Telstra is investigating options for suitable replacement for LVDs. In the meantime, stocks are in very short supply.

Telstra encourages customers who are Deafblind who believe they may be eligble for LVD TTY’s through their Disability Equipment Programme to contact the Disability Enquiry Hotline for advice. If there are no LVD units available at the time of their enquiry, customers can leave their contact details and will be contacted when an LVD or a suitable replacement device becomes available.

Fax Machines

A fax machine is another way of keeping in touch with family and friends. Messages that are written in clear, bold, large print will be easier for the person with low vision to read. With advances in technology many people now own personal computers with printers that also have fax options.

Free community broadcasting for people who are Deaf, hearing impaired or deafblind

Australian Communication Exchange (ACE) or email

Telstra Disability Equipment Programme

Telstra has a range of accessories available through their Disability Equipment Programme. Contact Telstra direct for further

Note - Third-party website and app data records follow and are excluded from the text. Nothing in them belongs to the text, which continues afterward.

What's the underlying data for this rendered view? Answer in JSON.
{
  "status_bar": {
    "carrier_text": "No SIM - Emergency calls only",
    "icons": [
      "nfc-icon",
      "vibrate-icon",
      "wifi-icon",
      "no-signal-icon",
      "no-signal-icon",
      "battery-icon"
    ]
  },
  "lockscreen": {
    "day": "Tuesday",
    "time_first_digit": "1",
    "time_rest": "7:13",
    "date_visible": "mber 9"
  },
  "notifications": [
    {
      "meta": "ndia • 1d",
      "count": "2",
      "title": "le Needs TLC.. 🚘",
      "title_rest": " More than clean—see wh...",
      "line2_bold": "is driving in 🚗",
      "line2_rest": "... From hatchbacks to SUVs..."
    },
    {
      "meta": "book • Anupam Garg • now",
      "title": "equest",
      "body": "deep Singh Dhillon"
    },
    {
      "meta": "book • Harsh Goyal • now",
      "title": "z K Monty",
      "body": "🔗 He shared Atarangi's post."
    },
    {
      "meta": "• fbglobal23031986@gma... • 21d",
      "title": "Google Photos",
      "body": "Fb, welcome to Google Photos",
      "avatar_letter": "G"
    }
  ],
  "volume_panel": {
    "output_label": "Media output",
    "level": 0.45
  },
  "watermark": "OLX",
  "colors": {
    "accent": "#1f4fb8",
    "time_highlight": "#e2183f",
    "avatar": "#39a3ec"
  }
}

Image: Easy read memory storage sheetEasyread Memory Storage Sheet

Record numbers stored in your telephone’s memory system in large print on this A4 size card for easier access.

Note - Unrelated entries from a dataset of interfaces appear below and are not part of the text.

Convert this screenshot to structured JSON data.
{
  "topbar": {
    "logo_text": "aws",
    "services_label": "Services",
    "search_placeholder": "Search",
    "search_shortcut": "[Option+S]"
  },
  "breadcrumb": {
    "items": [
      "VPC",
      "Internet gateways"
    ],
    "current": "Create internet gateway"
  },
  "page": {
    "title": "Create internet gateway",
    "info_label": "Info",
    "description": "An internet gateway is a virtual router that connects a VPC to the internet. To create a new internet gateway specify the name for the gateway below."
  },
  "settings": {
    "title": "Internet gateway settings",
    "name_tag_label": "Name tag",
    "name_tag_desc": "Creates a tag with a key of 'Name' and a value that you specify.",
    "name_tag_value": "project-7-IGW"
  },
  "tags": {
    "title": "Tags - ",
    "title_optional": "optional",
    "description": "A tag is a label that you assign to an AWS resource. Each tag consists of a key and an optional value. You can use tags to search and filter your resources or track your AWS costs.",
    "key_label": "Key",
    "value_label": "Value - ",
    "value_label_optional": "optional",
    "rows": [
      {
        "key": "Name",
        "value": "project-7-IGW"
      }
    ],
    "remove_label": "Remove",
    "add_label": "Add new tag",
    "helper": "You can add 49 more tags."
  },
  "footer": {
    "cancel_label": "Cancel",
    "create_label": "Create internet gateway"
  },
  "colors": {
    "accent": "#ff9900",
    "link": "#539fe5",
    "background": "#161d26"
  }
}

Image: Easy Read StickersEasyread Stickers

Easy peel stickers with large print numbers on high contrast background to stick on keys of telephone keypad


Image: Extension RingerExtension Ringer General Purpose Alarm

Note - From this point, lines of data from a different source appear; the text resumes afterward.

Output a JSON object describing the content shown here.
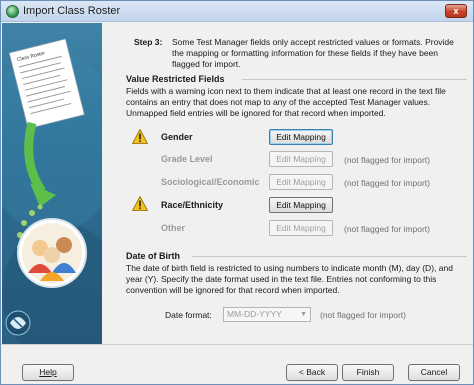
{
  "window": {
    "title": "Import Class Roster",
    "close_glyph": "x"
  },
  "step": {
    "label": "Step 3:",
    "text": "Some Test Manager fields only accept restricted values or formats.  Provide the mapping or formatting information for these fields if they have been flagged for import."
  },
  "value_restricted": {
    "title": "Value Restricted Fields",
    "description": "Fields with a warning icon next to them indicate that at least one record in the text file contains an entry that does not map to any of the accepted Test Manager values.  Unmapped field entries will be ignored for that record when imported.",
    "fields": [
      {
        "label": "Gender",
        "button": "Edit Mapping",
        "note": ""
      },
      {
        "label": "Grade Level",
        "button": "Edit Mapping",
        "note": "(not flagged for import)"
      },
      {
        "label": "Sociological/Economic",
        "button": "Edit Mapping",
        "note": "(not flagged for import)"
      },
      {
        "label": "Race/Ethnicity",
        "button": "Edit Mapping",
        "note": ""
      },
      {
        "label": "Other",
        "button": "Edit Mapping",
        "note": "(not flagged for import)"
      }
    ]
  },
  "date_of_birth": {
    "title": "Date of Birth",
    "description": "The date of birth field is restricted to using numbers to indicate month (M), day (D), and year (Y).  Specify the date format used in the text file.  Entries not conforming to this convention will be ignored for that record when imported.",
    "format_label": "Date format:",
    "format_value": "MM-DD-YYYY",
    "note": "(not flagged for import)"
  },
  "footer": {
    "help": "Help",
    "back": "< Back",
    "finish": "Finish",
    "cancel": "Cancel"
  },
  "sidebar_document": {
    "heading": "Class Roster"
  },
  "colors": {
    "sidebar": "#2d6d92",
    "warning": "#f2c21b",
    "arrow": "#5cbf4a"
  }
}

  • Extra loud ring
  • Adjustable tone and volume
  • Install with standard telephone


Image: Visual Signal AlertVisual Signal Alert

Connects to telephone line and power socket. Lamp plugs into socket of alerter flashing on/off when telephone rings (lamp not provided).


Image: Cochlear Implant AdaptorCochlear Implant Telephone Adaptor

  • Connects telephone directly with cochlear implant speech processor
  • Provides clearer telephone reception
  • Compatible with a wider range of telephones
  • Adjustable volume control


Telephone Amplifiers

Amplifiers increase the volume for a person who has difficulty hearing on the telephone. Portable In-Line Amplifiers are an option where the devices have tone and volume controls that can be adjusted to suit the user.

Although compatible with most analogue and digital corded telephones, some amplifiers are not compatilble with Telstra branded telephones.

Amplifiers are connected between the telephone handset and the base of the telephone (see image to the right).

Before making a choice ensure the amplifier is compatible.Technology using Bluetooth is another option that can be explored.

Image: In-Line Amplifier

Ameriphone HA40 Handset Amplifier

Amplifies volume by up to 40dB

Image: HA40 In-Line Amplifier

IL-95 In-Line Amplifier

Amplifies volume by up to 40dB with boost button. Compatible with Telstra phones.

Image: 11-95 In-Line Amplifier

IntelliCall UA45 Universal Telephone Amplifier

Amplifies by up to 45 dB with boost button.
Compatible with Telstra phones.

Image: UA45 In-Line Amplifier
Image courtesy of  Word of Mouth Technology and Phoenix Hearing Instruments

Image: TA1 Strap-on Telephone AmplifierTA1 Strap-On Telephone Amplifier

An alternative to an in-line amplifier is a portable strap-on amplifier that clips onto the receiver of the telephone handset

  • Amplification up to 25 decibels
  • Can be used with 3.5mm output jack to connect directly to compact headphones, a variety of hearing aids and cochlear implant couplings

Image courtesy of Phoenix Hearing Instruments

Telephone Ringers

Telephone ringers are connected to the telephone line to alert people who have difficulty hearing by amplifying the incoming ring tone. The ring tone can be adjusted to suit the individual. Some telephone ringers also have visual alerts.

  CRYSTALTONE Telephone Ringers

  • Connects to analogue telephone line and alerts to telephone ringing
  • Visual alert with bright flashing light
  • Adjustable tone
  • Increased ring volume up to 95dB

Image courtesy of Printacall

extra-lound-ringer-with-flasherDigitor Extra Loud Phone Ringer with Flasher

  • Connects to a corded telephone
  • incoming call indicated by choice of flashing light, loud ringer on both

Available through mainstream stores